(this post will appear in our virtual private server blog as well)
Abstract/Summary – basics only
These days, the most prominent Linux flavours are Red Hat, CentOS, Debian, Fedora, SUSE/SLES, and Ubuntu. The number of variants of these flavours is legion, the main distinction here, however, is that Red Hat is a fully commercial branch, whereas the others are available free of charge.
Red Hat is closely related to CentOS and Fedora, and while avoiding too technical an explanation, in layman terms CentOS can be seen as the “free” version of Red Hat, Fedora as the “next generation Red Hat”. There are a lot of caveats with these metaphors, but they help to get an overall idea. Debian and Ubuntu are independent (similar to some extent) flavours with their own community. Ubuntu has gained a lot of popularity recently due to its cloud abilities. SUSE was originally independent and started off in Germany, but has been bought by Novell and has seen a decline in community lately.
Red Hat and CentOS are more conservative in their application of packages and in their approach of going for the latest in everything.

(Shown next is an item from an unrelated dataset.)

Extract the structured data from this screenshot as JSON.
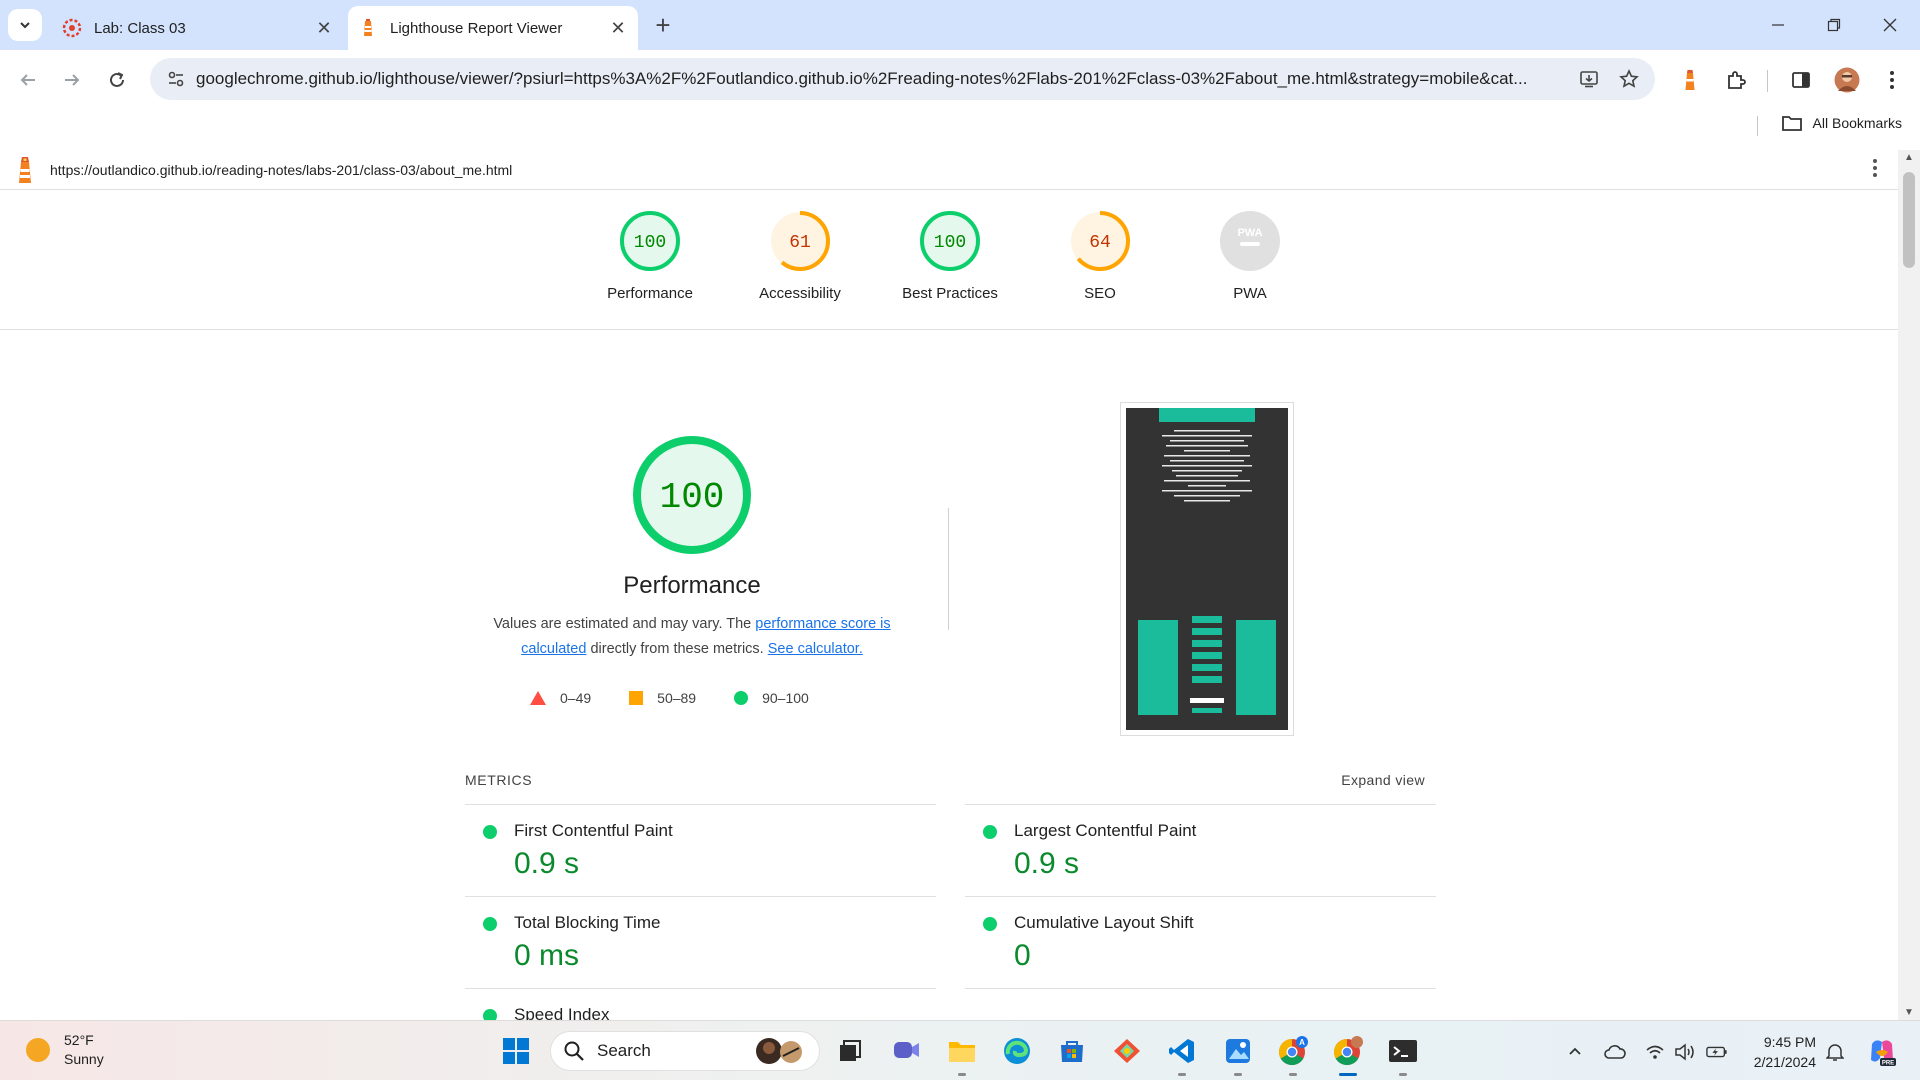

This is not necessarily a bad appoach at all – a huge number of commercial, high performance, and mission critical applications are specifically tuned for Red Hat, based on our own Linux experience since 1992, starting with Slackware, we identified Red Hat and CentOS as the leading Linux flavours for our own server environment (this is not a strictly objective judgement per se, as we of course need to evaluate our own needs first, and we encourage digressing opinions).
Red Hat and CentOS are ideal solutions for virtualisation, too. Both offer similar technologies, though we tend to go for KVM with Red Hat, and openVZ with CentOS (openvz will also run on Fedora, by the way). KVM (kernel based virtual machine) employs a different concept than openVZ, and allows running guests in a way such that the guest does not really know it is a guest only. That gives you a chance to, say, run a Windows server as a guest system on a Red Hat (or, rather, KVM) host – openVZ will only support Linux guests, and the ones we have best experience with are CentOS, Debian, Fedora, Ubuntu, and to some extent SUSE.
When it comes to control panels, we have excellent experience with CentOS + cPanel/Plesk, and Debian + Plesk. These setups pretty much work out of the box, and wont give you any hassles in a live environment.